Crew of mobility cooks hunting for compatible ingredients
Written by Michael Lewis on August 14, 2018
We have plenty to complain about in slower Miami-Dade mobility, but those pains aren’t due to any lack of government concern or effort – at least, not a current lack.
While results often are minimal, it is abundantly clear that governments large and small are at least trying to alleviate the worst pains of traveling public – which means all of us.
If you doubt it, look at last week’s Transportation section in Miami Today.
Indeed, so many elected and appointed officials are offering so many ideas and taking so many steps to get us from here to there faster that they seem to be tripping over each other to actually accomplish something.
That furious flurry of activity often sends officials scurrying in opposite directions with opposing plans and diverging priorities. But nobody can say that governments today are blind to the issue.
That wasn’t always the case. Local leaders for years seemed to have their heads in the sand as population and high-rises both soared and traffic simultaneously slowed. Now, however, government and civic leaders seem to be on exactly the same page about the need to add mobility. Some day they may even get on the same page in deciding exactly what we’re going to do about it.
In the awareness category, we noted last week that the Southeast Florida Transportation Council surveyed Miami-Dade, Broward and Palm Beach commuters to pinpoint their needs with the goal of developing a long-range plan. That plan will join a pile of such work that other agencies have already finished, but at least they’re listing the needs.
In the realm of acting on those needs, we noted that within 2½ years we will have all 136 new Metrorail cars that the county ordered six years ago to replace all the cars that were put into service a third of a century ago. That progress is about the pace of I-95 traffic at rush hour, but at least it’s forward motion.
Then there are the 300 adaptive traffic signals due to be all turned on along the 10 busiest county routes next month, precursors in the aim to change all 2,500-plus county-operated signals from green to red based on current traffic, not what was assumed months or years earlier.
We wrote about express buses that will roll on the shoulders of the 836 and 874 expressways, themselves probably precursors, as officials say, before the routes are upgraded into something else.
In those plans are a park-and-ride lot in Doral geared as a mini-hub for several mobility modes that feed into and out of the express buses.
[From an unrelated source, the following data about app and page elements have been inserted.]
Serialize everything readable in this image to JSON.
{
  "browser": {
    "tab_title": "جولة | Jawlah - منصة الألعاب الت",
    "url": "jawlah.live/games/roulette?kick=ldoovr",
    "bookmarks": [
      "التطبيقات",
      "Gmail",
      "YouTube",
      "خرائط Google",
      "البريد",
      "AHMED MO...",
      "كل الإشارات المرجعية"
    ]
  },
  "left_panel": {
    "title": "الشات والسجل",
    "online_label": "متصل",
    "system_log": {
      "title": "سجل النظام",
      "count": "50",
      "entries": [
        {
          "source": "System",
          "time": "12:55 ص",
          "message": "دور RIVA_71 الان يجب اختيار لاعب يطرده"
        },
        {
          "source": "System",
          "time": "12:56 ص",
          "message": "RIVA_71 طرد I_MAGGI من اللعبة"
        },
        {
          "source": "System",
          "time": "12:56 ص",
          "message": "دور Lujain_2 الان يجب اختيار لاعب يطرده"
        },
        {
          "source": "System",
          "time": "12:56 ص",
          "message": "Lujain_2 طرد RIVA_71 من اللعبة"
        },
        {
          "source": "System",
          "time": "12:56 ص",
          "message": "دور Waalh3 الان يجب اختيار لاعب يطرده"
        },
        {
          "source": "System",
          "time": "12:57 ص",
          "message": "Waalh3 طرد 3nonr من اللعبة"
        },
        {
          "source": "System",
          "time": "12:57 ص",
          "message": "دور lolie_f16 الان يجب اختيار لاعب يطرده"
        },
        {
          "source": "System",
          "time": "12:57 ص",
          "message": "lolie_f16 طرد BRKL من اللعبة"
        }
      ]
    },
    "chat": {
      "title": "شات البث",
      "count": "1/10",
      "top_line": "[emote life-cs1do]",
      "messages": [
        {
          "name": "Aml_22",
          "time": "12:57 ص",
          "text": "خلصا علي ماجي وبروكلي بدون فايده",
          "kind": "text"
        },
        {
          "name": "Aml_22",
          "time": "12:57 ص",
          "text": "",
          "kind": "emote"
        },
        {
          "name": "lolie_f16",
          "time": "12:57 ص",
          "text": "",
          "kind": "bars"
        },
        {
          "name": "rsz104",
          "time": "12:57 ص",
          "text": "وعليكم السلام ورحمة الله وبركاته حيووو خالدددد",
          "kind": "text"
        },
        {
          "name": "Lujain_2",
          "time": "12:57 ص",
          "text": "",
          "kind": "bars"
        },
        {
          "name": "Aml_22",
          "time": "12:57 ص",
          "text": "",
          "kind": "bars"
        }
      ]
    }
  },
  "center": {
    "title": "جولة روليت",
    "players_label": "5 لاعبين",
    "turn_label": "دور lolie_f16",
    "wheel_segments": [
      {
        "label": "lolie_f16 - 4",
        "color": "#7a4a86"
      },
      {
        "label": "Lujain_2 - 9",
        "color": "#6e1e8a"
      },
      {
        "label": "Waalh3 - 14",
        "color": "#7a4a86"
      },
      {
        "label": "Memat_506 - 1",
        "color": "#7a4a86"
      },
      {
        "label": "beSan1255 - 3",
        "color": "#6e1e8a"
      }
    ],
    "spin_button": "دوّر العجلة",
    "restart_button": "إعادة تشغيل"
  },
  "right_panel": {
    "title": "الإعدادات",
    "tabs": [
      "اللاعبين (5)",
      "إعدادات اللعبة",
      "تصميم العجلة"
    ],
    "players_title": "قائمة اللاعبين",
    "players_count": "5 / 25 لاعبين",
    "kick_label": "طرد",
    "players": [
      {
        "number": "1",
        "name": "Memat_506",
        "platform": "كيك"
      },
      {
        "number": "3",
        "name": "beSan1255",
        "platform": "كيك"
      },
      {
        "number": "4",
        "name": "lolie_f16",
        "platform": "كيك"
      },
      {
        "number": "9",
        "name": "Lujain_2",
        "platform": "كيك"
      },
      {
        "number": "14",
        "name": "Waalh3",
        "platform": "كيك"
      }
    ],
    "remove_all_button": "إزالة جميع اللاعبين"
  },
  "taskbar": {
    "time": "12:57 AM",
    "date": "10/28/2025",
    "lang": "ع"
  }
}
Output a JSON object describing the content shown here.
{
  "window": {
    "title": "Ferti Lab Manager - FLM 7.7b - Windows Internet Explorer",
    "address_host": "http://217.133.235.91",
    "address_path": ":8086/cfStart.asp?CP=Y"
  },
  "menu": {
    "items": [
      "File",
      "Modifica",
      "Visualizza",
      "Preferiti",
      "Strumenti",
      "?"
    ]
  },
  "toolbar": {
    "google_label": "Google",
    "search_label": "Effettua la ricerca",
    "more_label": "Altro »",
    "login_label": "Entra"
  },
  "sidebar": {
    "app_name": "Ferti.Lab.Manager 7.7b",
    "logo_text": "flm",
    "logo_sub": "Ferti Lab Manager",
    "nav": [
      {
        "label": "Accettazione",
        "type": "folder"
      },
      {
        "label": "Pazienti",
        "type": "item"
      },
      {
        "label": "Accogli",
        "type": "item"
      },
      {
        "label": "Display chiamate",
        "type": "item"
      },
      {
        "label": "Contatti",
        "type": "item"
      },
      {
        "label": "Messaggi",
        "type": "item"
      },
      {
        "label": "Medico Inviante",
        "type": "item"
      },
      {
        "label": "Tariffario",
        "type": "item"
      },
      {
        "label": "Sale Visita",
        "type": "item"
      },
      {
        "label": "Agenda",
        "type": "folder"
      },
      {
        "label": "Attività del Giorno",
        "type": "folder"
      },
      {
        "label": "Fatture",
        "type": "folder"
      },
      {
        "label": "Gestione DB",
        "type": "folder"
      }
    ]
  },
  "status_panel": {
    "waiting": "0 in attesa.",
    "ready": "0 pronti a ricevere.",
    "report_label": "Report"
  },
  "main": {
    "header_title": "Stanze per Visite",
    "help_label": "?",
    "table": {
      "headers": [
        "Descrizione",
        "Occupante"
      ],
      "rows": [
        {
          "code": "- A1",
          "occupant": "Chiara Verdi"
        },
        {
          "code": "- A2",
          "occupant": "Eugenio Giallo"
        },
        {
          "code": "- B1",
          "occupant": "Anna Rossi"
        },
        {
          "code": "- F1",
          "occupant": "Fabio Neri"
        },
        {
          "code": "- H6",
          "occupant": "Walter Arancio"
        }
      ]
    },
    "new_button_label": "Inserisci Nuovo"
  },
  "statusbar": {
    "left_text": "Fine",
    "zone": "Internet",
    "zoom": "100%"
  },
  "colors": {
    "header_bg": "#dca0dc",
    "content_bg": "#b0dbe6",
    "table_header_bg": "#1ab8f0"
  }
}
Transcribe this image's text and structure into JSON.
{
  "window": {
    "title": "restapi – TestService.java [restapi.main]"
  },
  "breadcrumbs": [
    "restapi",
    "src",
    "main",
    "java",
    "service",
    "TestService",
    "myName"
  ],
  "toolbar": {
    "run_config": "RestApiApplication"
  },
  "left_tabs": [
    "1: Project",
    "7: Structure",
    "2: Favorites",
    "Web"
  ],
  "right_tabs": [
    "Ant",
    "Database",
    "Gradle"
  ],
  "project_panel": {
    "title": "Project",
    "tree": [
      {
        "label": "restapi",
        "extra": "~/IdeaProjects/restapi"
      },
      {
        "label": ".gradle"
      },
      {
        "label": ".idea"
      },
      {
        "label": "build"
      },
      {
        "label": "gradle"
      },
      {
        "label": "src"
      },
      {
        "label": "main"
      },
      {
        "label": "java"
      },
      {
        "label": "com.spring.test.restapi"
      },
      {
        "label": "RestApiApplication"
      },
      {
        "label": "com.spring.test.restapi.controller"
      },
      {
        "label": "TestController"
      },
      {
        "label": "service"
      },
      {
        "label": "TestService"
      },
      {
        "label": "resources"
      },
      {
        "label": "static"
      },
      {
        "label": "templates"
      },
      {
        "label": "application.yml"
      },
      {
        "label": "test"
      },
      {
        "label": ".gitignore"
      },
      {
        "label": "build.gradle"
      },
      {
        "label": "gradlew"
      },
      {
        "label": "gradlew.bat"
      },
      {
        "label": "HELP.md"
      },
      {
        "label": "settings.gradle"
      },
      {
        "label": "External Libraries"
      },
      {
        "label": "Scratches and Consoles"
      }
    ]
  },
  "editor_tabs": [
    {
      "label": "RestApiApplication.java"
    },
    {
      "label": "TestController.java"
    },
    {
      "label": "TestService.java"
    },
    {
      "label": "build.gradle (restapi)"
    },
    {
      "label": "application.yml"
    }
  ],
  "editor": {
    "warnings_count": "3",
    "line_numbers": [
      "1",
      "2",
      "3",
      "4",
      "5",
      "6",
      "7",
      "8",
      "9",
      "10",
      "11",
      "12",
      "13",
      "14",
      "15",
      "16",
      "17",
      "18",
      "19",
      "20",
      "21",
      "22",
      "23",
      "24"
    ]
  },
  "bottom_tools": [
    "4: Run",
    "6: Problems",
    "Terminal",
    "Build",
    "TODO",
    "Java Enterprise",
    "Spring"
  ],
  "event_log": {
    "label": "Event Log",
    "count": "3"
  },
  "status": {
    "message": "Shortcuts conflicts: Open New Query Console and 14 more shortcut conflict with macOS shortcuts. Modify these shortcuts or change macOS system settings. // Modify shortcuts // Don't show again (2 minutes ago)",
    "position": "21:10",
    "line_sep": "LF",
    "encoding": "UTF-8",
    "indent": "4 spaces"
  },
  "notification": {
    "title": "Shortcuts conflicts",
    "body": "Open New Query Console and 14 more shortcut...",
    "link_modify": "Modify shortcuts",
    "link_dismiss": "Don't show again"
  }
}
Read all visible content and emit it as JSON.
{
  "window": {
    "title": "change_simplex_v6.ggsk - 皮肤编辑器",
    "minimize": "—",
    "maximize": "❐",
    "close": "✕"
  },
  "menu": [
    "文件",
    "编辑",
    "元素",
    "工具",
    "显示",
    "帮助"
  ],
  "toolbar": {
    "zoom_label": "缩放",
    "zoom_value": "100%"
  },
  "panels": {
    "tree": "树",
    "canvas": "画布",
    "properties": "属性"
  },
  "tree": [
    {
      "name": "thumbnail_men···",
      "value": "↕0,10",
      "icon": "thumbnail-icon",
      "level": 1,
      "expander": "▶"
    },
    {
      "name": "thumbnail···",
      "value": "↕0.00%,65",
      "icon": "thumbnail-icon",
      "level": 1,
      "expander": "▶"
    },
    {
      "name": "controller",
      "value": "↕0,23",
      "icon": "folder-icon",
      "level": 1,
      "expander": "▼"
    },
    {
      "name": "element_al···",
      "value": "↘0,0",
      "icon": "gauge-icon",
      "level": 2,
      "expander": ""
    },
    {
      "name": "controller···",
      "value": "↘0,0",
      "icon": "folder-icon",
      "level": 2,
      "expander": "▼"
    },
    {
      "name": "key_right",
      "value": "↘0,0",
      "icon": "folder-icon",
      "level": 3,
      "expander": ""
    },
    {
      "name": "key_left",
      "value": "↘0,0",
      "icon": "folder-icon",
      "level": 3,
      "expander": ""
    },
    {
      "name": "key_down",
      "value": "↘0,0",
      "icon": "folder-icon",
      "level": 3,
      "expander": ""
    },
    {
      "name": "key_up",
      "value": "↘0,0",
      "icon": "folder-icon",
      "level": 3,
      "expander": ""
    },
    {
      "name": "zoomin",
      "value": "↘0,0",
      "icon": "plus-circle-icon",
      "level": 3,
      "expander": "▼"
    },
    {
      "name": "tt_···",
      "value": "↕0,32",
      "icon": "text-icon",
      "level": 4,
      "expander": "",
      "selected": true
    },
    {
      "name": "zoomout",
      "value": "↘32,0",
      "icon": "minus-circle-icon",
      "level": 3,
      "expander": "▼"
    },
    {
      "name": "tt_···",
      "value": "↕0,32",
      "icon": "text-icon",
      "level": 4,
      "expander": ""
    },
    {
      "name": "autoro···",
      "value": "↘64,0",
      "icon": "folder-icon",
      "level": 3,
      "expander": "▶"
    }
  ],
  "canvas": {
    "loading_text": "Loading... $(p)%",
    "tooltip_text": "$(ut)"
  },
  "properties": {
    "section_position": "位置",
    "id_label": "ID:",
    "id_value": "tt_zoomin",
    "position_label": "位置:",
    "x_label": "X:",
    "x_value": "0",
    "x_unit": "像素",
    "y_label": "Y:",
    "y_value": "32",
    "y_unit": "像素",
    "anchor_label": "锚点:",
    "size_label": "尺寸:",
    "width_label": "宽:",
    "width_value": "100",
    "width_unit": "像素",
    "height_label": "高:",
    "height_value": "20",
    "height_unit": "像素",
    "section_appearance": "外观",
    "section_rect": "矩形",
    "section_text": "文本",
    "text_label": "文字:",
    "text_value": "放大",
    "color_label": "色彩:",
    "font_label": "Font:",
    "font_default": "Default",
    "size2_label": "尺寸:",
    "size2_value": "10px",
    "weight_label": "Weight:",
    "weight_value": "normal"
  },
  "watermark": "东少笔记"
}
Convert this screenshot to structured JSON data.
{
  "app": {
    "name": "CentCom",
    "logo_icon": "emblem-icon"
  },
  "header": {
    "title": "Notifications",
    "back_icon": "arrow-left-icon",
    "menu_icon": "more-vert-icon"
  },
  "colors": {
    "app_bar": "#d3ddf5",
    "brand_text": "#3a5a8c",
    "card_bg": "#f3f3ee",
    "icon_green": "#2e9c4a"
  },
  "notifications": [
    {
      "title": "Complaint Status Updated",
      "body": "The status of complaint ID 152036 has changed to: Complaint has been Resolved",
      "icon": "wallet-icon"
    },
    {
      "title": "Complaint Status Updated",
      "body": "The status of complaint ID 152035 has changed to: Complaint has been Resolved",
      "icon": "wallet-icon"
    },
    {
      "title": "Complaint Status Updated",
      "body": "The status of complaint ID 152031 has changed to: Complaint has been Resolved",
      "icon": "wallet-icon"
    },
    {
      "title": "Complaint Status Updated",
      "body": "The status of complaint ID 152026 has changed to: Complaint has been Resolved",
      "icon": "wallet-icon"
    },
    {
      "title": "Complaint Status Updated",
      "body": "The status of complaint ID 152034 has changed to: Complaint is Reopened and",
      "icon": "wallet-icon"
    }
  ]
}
Another such hub is coming to the Golden Glades.
And the Miami-Dade Expressway Authority, which is handling both the Doral park-and-ride and the express buses, is to double-deck 836 starting next year with a viaduct, perhaps an early step to running twin transportation systems, or at least twice as much mobility, in vertical levels in a county where land for transit corridors grows scarcer and scarcer.
Another option is to pack two separate transportation products into the same level as Tri-Rail targets a new link a year from today in downtown Miami by sharing a station and tracks with the new private Brightline. Like many rail advances, the Tri-Rail entry downtown is a moving target, shifting away from us again and again, but at least it’s a target.
The Tri-Rail link is only one of several planned improvements that morph as they roll along, changing in some cases not only the timing but also the mode of transportation as they go.
Like the county’s slow-developing Smart plan to add six transit legs, deadlines recede into the future as plans advance – indeed, transit plans often seem just like Brazil, the country that seems to always be the nation of the future.
The Tri-Rail interrelation with Brightline, the shoulder express buses’ link with regular autos, and the Doral park-and-ride’s links to trolleys and other transit modes illustrate another key facet of planned solutions: Everything should link together.
In fact, there is no single transit solution. Rather, many pieces will all tie together if visionary transit organizations and elected officials cooperate.
If those visionaries are realistic, they will probably temper long-term aims from rapidly increasing mobility to merely holding the line: if mobility gets no slower in a decade as population and construction keep growing, that’s a measurable gain in getting more people to more places at least as fast as they go today. Long-term speed-up would probably require a technological breakthrough.
Meanwhile, we’re far better off today as we seek sometimes-conflicting solutions all at once than we would be to go back to the old hands-off vision of transportation as we grew in every direction but stood pat on mobility. So let’s applaud the action on all fronts, late as it arrived.
It may seem that too many cooks are working in the kitchen, each throwing an ingredient into the transportation stew that might not fit the recipe. But at least now they’re all cooking.